The media has been a firestorm of ‘glitchy’ reporting since the botched launch of the Obama Administration’s healthcare exchange marketplace, mainly because no one’s quite sure what did or didn’t happened.
If you missed it, the exchange’s Oct. 1st launch was mired with complaints, outages, and glitches. Many pundits and talking heads claimed that this was simply because of the enormous amount of Americans who were all trying to log into the brand new system. But we dived into the code to figure out what was actually going on, and what we found was much more nefarious.
This is only the tip of the iceberg because the source code of the backend is not accessible, but the lack of optimization in the front end shows the overall low code quality.
The first step of the sign-up process is not optimized and it is one reason of the server workload: https://www.healthcare.gov/marketplace/global/en_US/registration#signUpStepOne
A big part of the problem is that nobody was monitoring the technical and structural health of this software as it was being built. That is absolutely essential in a complex, time-constrained project. Now the cost is just going to multiply (and as we know it’s already beyond $170m).
This is a perfect example of what can go wrong when you hire a private contractor and have no way of verifying the quality of the release.

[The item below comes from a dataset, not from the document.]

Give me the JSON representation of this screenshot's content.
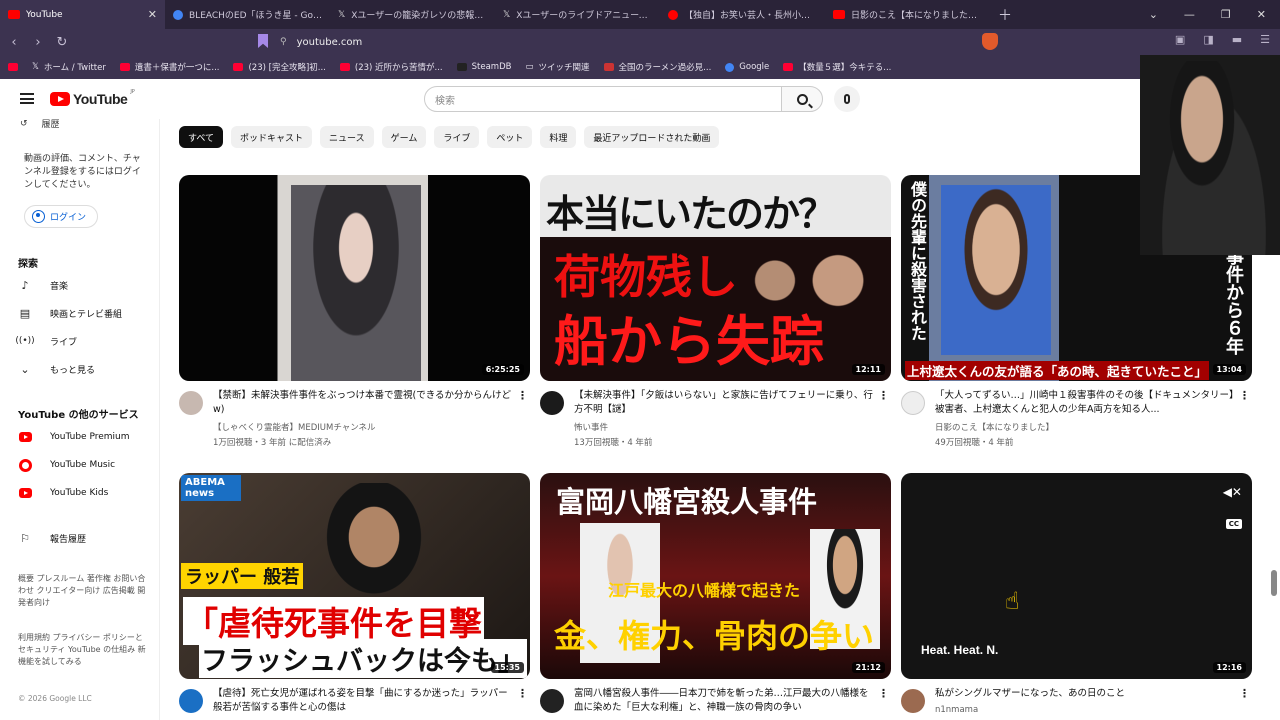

There were also some additional issues reported in the media: duplicate users, data not loading for the security questions, error messages, etc. A lot of these glitches could be easily associated with a backend architecture that is not very robust.
There was also a handful of other errors that we uncovered:
Many pages were slow to load because they required the browser to fetch large custom font and typeface files.
Lastly, many users were seeing blank site pages or pages that weren’t loading correctly.
It was only when you turned on your browser’s developer tools that you could see the error.
Ask any politician what’s the one thing that’ll win you an election, and they’ll tell you a sturdy base of voters to support you. The same holds true for application development -- if you ignore the underlying architecture it doesn’t matter what you put over top of it, eventually everyone will see the rusty and broken machinery lying underneath.
If you want to hear more about the problems plaguing HealthCare.gov and some ways it can be fixed, you can watch us break down the issues for CBS Evening News, PBS NewsHour, Democracy Now!, and Varney & Co on FOX Business.